Ernst Weber (1795 -1878) He was a doctor and professor of anatomy at the University of Leipzig. He asked a fundamental questions about perception –How do we notice the difference in intensities of two different stimuli? (e.g. how do we know that one thing weighs more than another) He set out to systematically and experimentally study this question. He developed a ‘psychological law’ concerning ‘just noticeable differences’ –∆R/R=K where R is the stimulus intensity (R=Reiz) and K is a constant
Gustav Fechner (1801-1887) Fechner also studied and worked at the University of Leipzig. Fechner is considered the founder of Psychophysics – the study of the relationship between stimuli (specified in physical terms) and the sensations and perceptions evoked by these stimuli He studied the limen (thresholds) of perception –Absolute (what is the minimal amount of energy for a stimulus to be detected) –Relative (what change in stimulus energy is required for that change to be detected) He was interested in relating the perceived magnitude of a sensation to the physical stimulus: –S = k log R
Hermann Von Helmholz (1821 -1894) Helmholz studied at a medical institute in Berlin and served as a military surgeon in the prussian army. He later worked as a professor in the University of Konisberg doing ground breaking research in physiology, physics and psychology He developed a theory of hearing that involved the basilar member acting as a tonal analyzer responding differentially to different frequencies. His method focussed on sensations themselves and not on the objects sensed –He introduced the idea of unconscious processing of stimuli (based on learned associations –This process is inductive and leads to generalisations between similar stimuli

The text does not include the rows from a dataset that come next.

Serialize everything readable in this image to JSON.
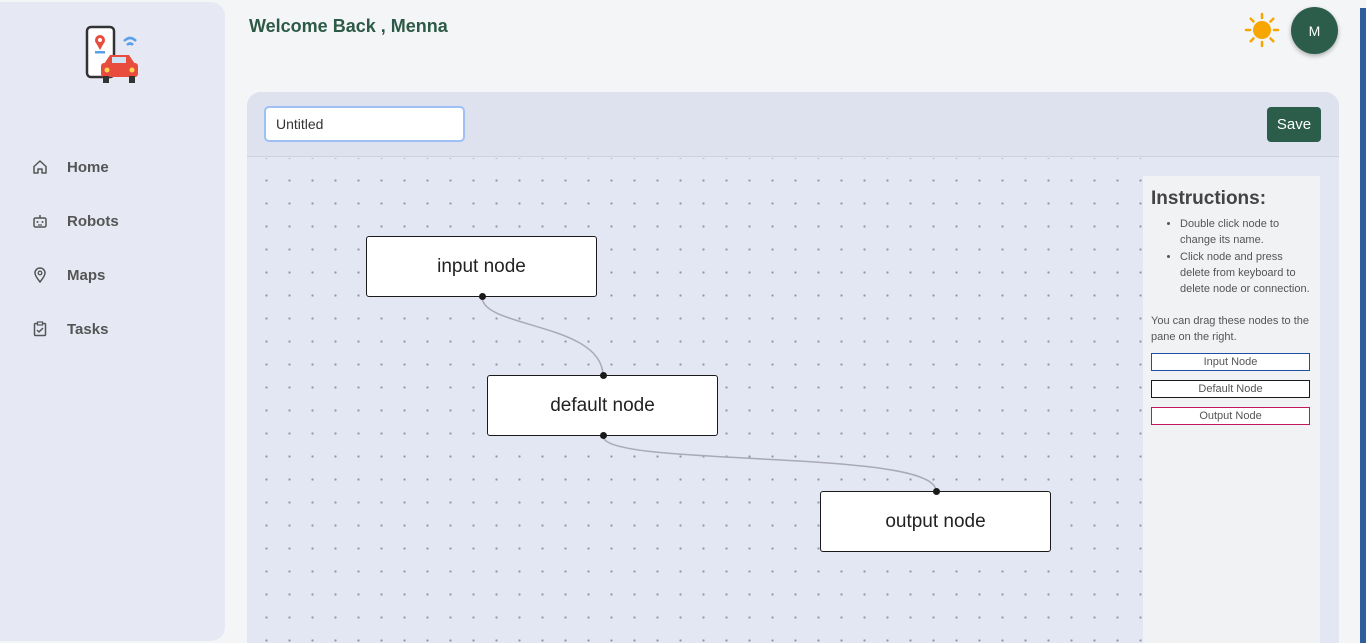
{
  "header": {
    "welcome": "Welcome Back , Menna",
    "avatar_initial": "M"
  },
  "sidebar": {
    "items": [
      {
        "label": "Home",
        "icon": "home-icon"
      },
      {
        "label": "Robots",
        "icon": "robot-icon"
      },
      {
        "label": "Maps",
        "icon": "map-pin-icon"
      },
      {
        "label": "Tasks",
        "icon": "clipboard-check-icon"
      }
    ]
  },
  "editor": {
    "title_value": "Untitled",
    "save_label": "Save"
  },
  "flow": {
    "nodes": [
      {
        "label": "input node",
        "type": "input"
      },
      {
        "label": "default node",
        "type": "default"
      },
      {
        "label": "output node",
        "type": "output"
      }
    ]
  },
  "instructions": {
    "title": "Instructions:",
    "bullets": [
      "Double click node to change its name.",
      "Click node and press delete from keyboard to delete node or connection."
    ],
    "drag_note": "You can drag these nodes to the pane on the right.",
    "palette": [
      {
        "label": "Input Node",
        "color": "#1f4fa3"
      },
      {
        "label": "Default Node",
        "color": "#1a1a1a"
      },
      {
        "label": "Output Node",
        "color": "#c2185b"
      }
    ]
  },
  "colors": {
    "accent": "#2b5d4a",
    "heading": "#2d5a47",
    "sun": "#f7a600"
  }
}
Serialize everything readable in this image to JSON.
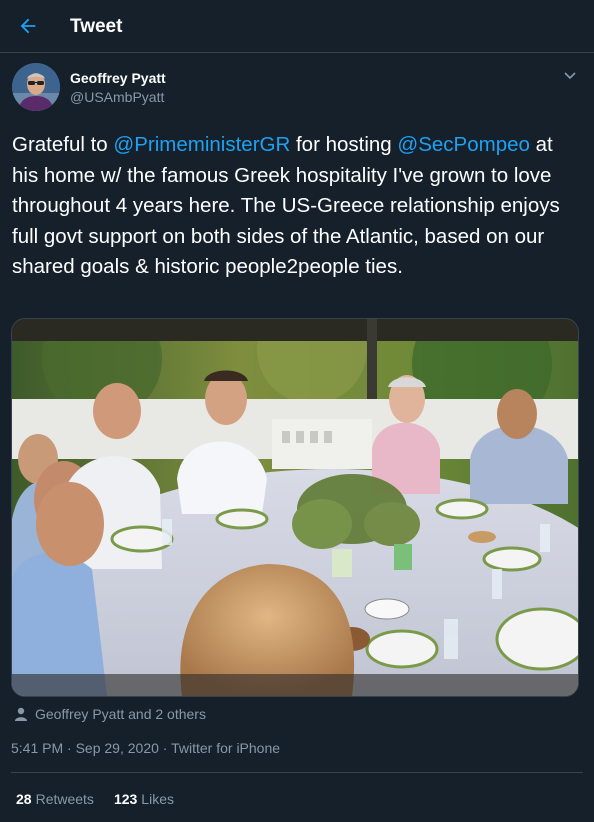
{
  "header": {
    "title": "Tweet",
    "back_icon": "arrow-left-icon",
    "accent": "#1da1f2"
  },
  "author": {
    "name": "Geoffrey Pyatt",
    "handle": "@USAmbPyatt",
    "menu_icon": "chevron-down-icon"
  },
  "tweet": {
    "text_before": "Grateful to ",
    "mention_1": "@PrimeministerGR",
    "text_middle": " for hosting ",
    "mention_2": "@SecPompeo",
    "text_after": " at his home w/ the famous Greek hospitality I've grown to love throughout 4 years here. The US-Greece relationship enjoys full govt support on both sides of the Atlantic, based on our shared goals & historic people2people ties."
  },
  "media": {
    "type": "photo",
    "subject": "outdoor dinner table scene"
  },
  "liked_by": {
    "text": "Geoffrey Pyatt and 2 others",
    "icon": "person-icon"
  },
  "meta": {
    "time": "5:41 PM",
    "separator_1": " · ",
    "date": "Sep 29, 2020",
    "separator_2": " · ",
    "source": "Twitter for iPhone"
  },
  "stats": {
    "retweets_count": "28",
    "retweets_label": "Retweets",
    "likes_count": "123",
    "likes_label": "Likes"
  },
  "colors": {
    "background": "#15202b",
    "border": "#38444d",
    "secondary_text": "#8899a6"
  }
}
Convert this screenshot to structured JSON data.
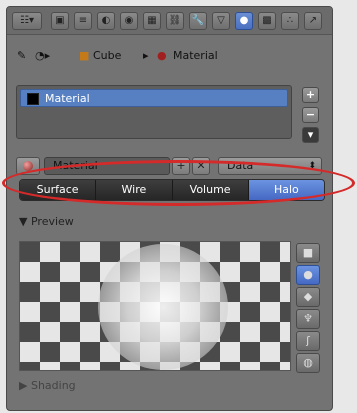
{
  "toolbar": {
    "buttons": [
      {
        "name": "render-icon",
        "glyph": "▣"
      },
      {
        "name": "layers-icon",
        "glyph": "≡"
      },
      {
        "name": "scene-icon",
        "glyph": "◐"
      },
      {
        "name": "world-icon",
        "glyph": "◉"
      },
      {
        "name": "object-icon",
        "glyph": "▦"
      },
      {
        "name": "constraints-icon",
        "glyph": "⛓"
      },
      {
        "name": "modifiers-icon",
        "glyph": "🔧"
      },
      {
        "name": "data-icon",
        "glyph": "▽"
      },
      {
        "name": "material-icon",
        "glyph": "●",
        "active": true
      },
      {
        "name": "texture-icon",
        "glyph": "▩"
      },
      {
        "name": "particles-icon",
        "glyph": "∴"
      },
      {
        "name": "physics-icon",
        "glyph": "↗"
      }
    ]
  },
  "context": {
    "object": "Cube",
    "material": "Material"
  },
  "slots": [
    {
      "label": "Material",
      "swatch": "#000000"
    }
  ],
  "slot_buttons": {
    "add": "+",
    "remove": "−",
    "menu": "▾"
  },
  "material_field": {
    "name": "Material",
    "add_glyph": "+",
    "del_glyph": "✕",
    "link": "Data"
  },
  "tabs": [
    {
      "label": "Surface",
      "active": false
    },
    {
      "label": "Wire",
      "active": false
    },
    {
      "label": "Volume",
      "active": false
    },
    {
      "label": "Halo",
      "active": true
    }
  ],
  "sections": {
    "preview": "Preview",
    "shading": "Shading"
  },
  "preview_tools": [
    {
      "name": "flat-preview-icon",
      "glyph": "■",
      "active": false
    },
    {
      "name": "sphere-preview-icon",
      "glyph": "●",
      "active": true
    },
    {
      "name": "cube-preview-icon",
      "glyph": "◆",
      "active": false
    },
    {
      "name": "monkey-preview-icon",
      "glyph": "♆",
      "active": false
    },
    {
      "name": "hair-preview-icon",
      "glyph": "ʃ",
      "active": false
    },
    {
      "name": "sky-preview-icon",
      "glyph": "◍",
      "active": false
    }
  ],
  "colors": {
    "accent": "#5680c2",
    "annotation": "#d42a2a"
  }
}
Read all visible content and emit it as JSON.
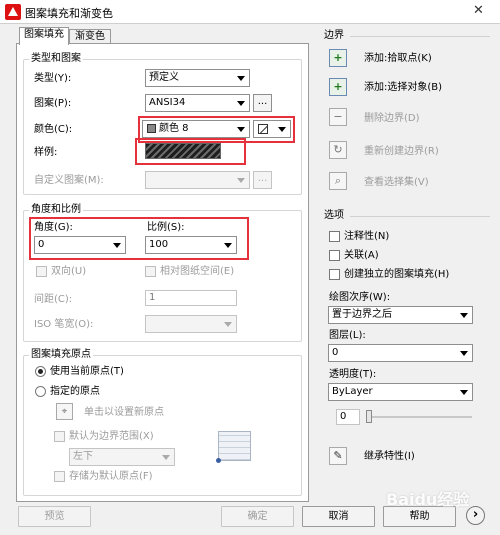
{
  "window": {
    "title": "图案填充和渐变色",
    "close_glyph": "✕"
  },
  "tabs": [
    "图案填充",
    "渐变色"
  ],
  "type_pattern": {
    "title": "类型和图案",
    "type_label": "类型(Y):",
    "type_value": "预定义",
    "pattern_label": "图案(P):",
    "pattern_value": "ANSI34",
    "pattern_browse": "...",
    "color_label": "颜色(C):",
    "color_value": "颜色 8",
    "color_swatch": "#888888",
    "sample_label": "样例:",
    "custom_label": "自定义图案(M):",
    "custom_value": "",
    "custom_browse": "..."
  },
  "angle_scale": {
    "title": "角度和比例",
    "angle_label": "角度(G):",
    "angle_value": "0",
    "scale_label": "比例(S):",
    "scale_value": "100",
    "double_label": "双向(U)",
    "relative_label": "相对图纸空间(E)",
    "spacing_label": "间距(C):",
    "spacing_value": "1",
    "iso_label": "ISO 笔宽(O):",
    "iso_value": ""
  },
  "origin": {
    "title": "图案填充原点",
    "use_current": "使用当前原点(T)",
    "specified": "指定的原点",
    "click_set": "单击以设置新原点",
    "default_extent": "默认为边界范围(X)",
    "extent_value": "左下",
    "store_default": "存储为默认原点(F)"
  },
  "boundaries": {
    "title": "边界",
    "add_pick": "添加:拾取点(K)",
    "add_select": "添加:选择对象(B)",
    "remove": "删除边界(D)",
    "recreate": "重新创建边界(R)",
    "view": "查看选择集(V)"
  },
  "options": {
    "title": "选项",
    "annotative": "注释性(N)",
    "associative": "关联(A)",
    "separate": "创建独立的图案填充(H)",
    "draw_order_label": "绘图次序(W):",
    "draw_order_value": "置于边界之后",
    "layer_label": "图层(L):",
    "layer_value": "0",
    "transparency_label": "透明度(T):",
    "transparency_value": "ByLayer",
    "transparency_number": "0"
  },
  "inherit": "继承特性(I)",
  "buttons": {
    "preview": "预览",
    "ok": "确定",
    "cancel": "取消",
    "help": "帮助",
    "more": "›"
  },
  "watermark": "Baidu经验"
}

Wilhelm Wundt (1832 – 1920) Wilhelm Wundt was born in the Baden region of southwest Germany He studied at the University of Heidelberg initially as a physiologist but changing to medicine and then back to physiology. He later working in Leipzig In his book (Principles of Physiological Psychology) Wundt set about establishing Psychology as the experimental science of the mind. He emphasized the need to study the ‘content’ of the mind Both attention and volition were fundamental to Wundt’s psychology which he name ‘voluntarism’

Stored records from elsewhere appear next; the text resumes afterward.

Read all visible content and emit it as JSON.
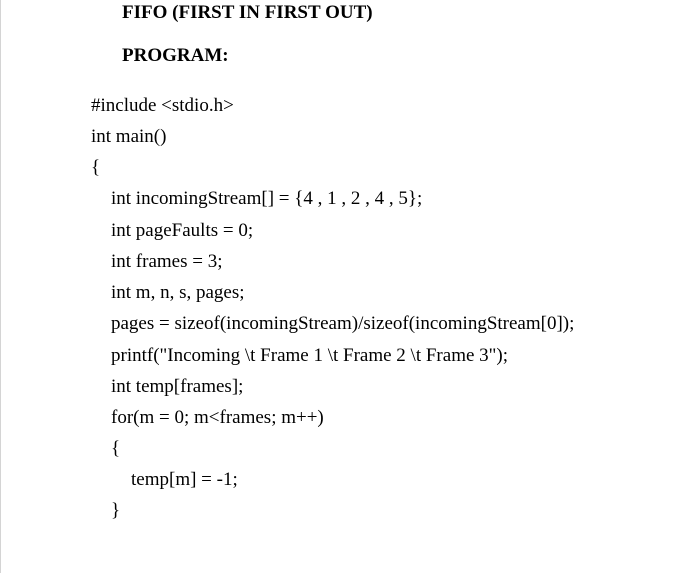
{
  "document": {
    "title": "FIFO (FIRST IN FIRST OUT)",
    "section_label": "PROGRAM:",
    "code_lines": [
      "#include <stdio.h>",
      "int main()",
      "{",
      "int incomingStream[] = {4 , 1 , 2 , 4 , 5};",
      "int pageFaults = 0;",
      "int frames = 3;",
      "int m, n, s, pages;",
      "pages = sizeof(incomingStream)/sizeof(incomingStream[0]);",
      "printf(\"Incoming \\t Frame 1 \\t Frame 2 \\t Frame 3\");",
      "int temp[frames];",
      "for(m = 0; m<frames; m++)",
      "{",
      "temp[m] = -1;",
      "}"
    ]
  }
}
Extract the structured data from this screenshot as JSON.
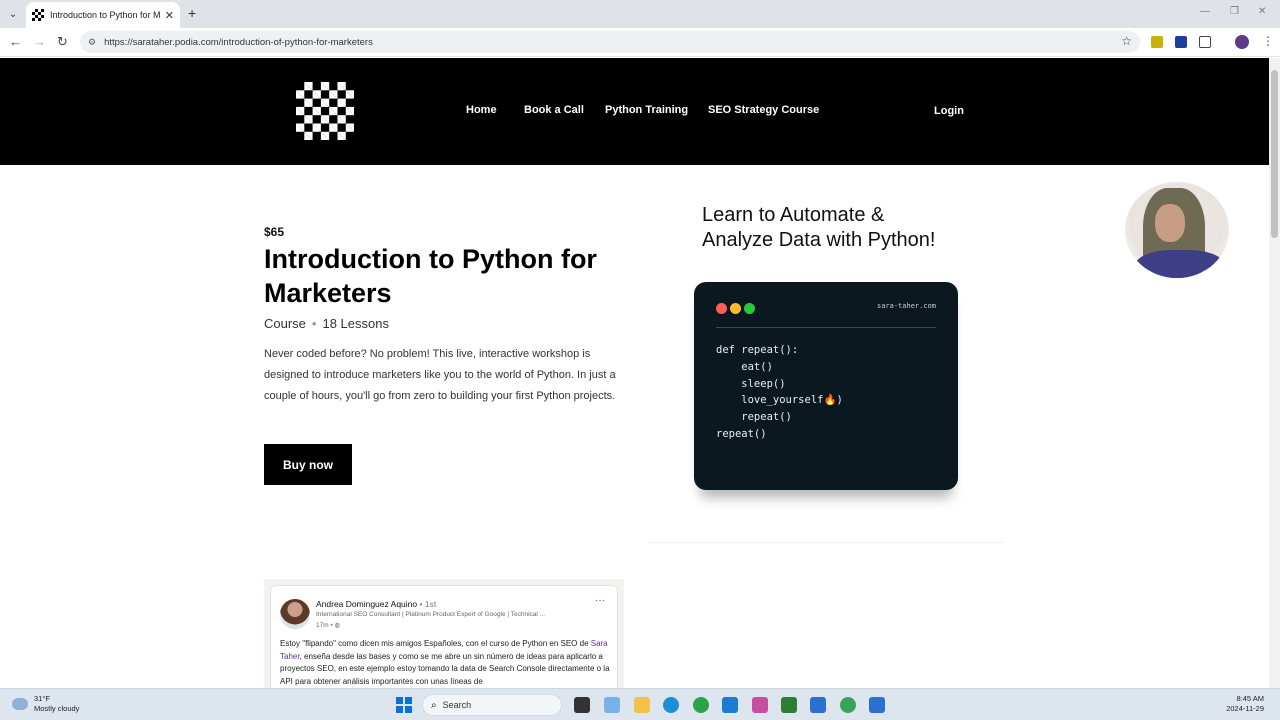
{
  "browser": {
    "tab_title": "Introduction to Python for Marketers",
    "tab_close": "✕",
    "new_tab": "+",
    "url": "https://sarataher.podia.com/introduction-of-python-for-marketers"
  },
  "site": {
    "nav": [
      "Home",
      "Book a Call",
      "Python Training",
      "SEO Strategy Course"
    ],
    "login": "Login"
  },
  "course": {
    "price": "$65",
    "title": "Introduction to Python for Marketers",
    "type": "Course",
    "lessons": "18 Lessons",
    "description": "Never coded before? No problem! This live, interactive workshop is designed to introduce marketers like you to the world of Python. In just a couple of hours, you'll go from zero to building your first Python projects.",
    "buy_label": "Buy now"
  },
  "promo": {
    "heading": "Learn to Automate & Analyze Data with Python!",
    "domain": "sara-taher.com",
    "code_lines": [
      "def repeat():",
      "    eat()",
      "    sleep()",
      "    love_yourself",
      "    repeat()",
      "",
      "repeat()"
    ],
    "flame": "🔥",
    "after_flame": ")"
  },
  "post": {
    "author": "Andrea Dominguez Aquino",
    "degree": "• 1st",
    "headline": "International SEO Consultant | Platinum Product Expert of Google | Technical ...",
    "time": "17m •",
    "more": "···",
    "body_before": "Estoy \"flipando\" como dicen mis amigos Españoles, con el curso de Python en SEO de ",
    "body_link": "Sara Taher",
    "body_after": ", enseña desde las bases y como se me abre un sin número de ideas para aplicarlo a proyectos SEO, en este ejemplo estoy tomando la data de Search Console directamente o la API para obtener análisis importantes con unas líneas de"
  },
  "taskbar": {
    "temp": "31°F",
    "condition": "Mostly cloudy",
    "search": "Search",
    "time": "8:45 AM",
    "date": "2024-11-29"
  },
  "colors": {
    "header_bg": "#000000",
    "code_bg": "#0c1820",
    "dot_red": "#ff5f56",
    "dot_yellow": "#ffbd2e",
    "dot_green": "#27c93f",
    "link_purple": "#5a2ea6"
  }
}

Edward Titchener (1867-1927) Titchener, was a British student of Wilhelm Wundt and eventually founded the first Psychology Department in the USA at Cornell. He originally studied philosophy at Oxford University but became fascinated by Wundt’s work He developed his own view of Wundtian Psychology and tried to convince his American Colleagues of its importance Structuralism was his renamed version of ‘voluntarism’
Structural Psychology Structural Psychology had three fundamental aims –To describe consciousness in terms of its basic elements –To describe how those elements combine together –To explain how the nervous system is connected to consciousness Consciousness was defined as immediate experience – the nature of experience as it is experienced The experimental method used was introspection –It was only considered appropriate if it was conducted by well-trained scientists Most of the findings of this system of Psychology were undermined by other researchers –E.g. the ‘Imageless thought’ controversy –Boring (1950) noted that Structural Psychology was probably a negative force in the development of Psychology – a lot of effort was spent discrediting structural psychology.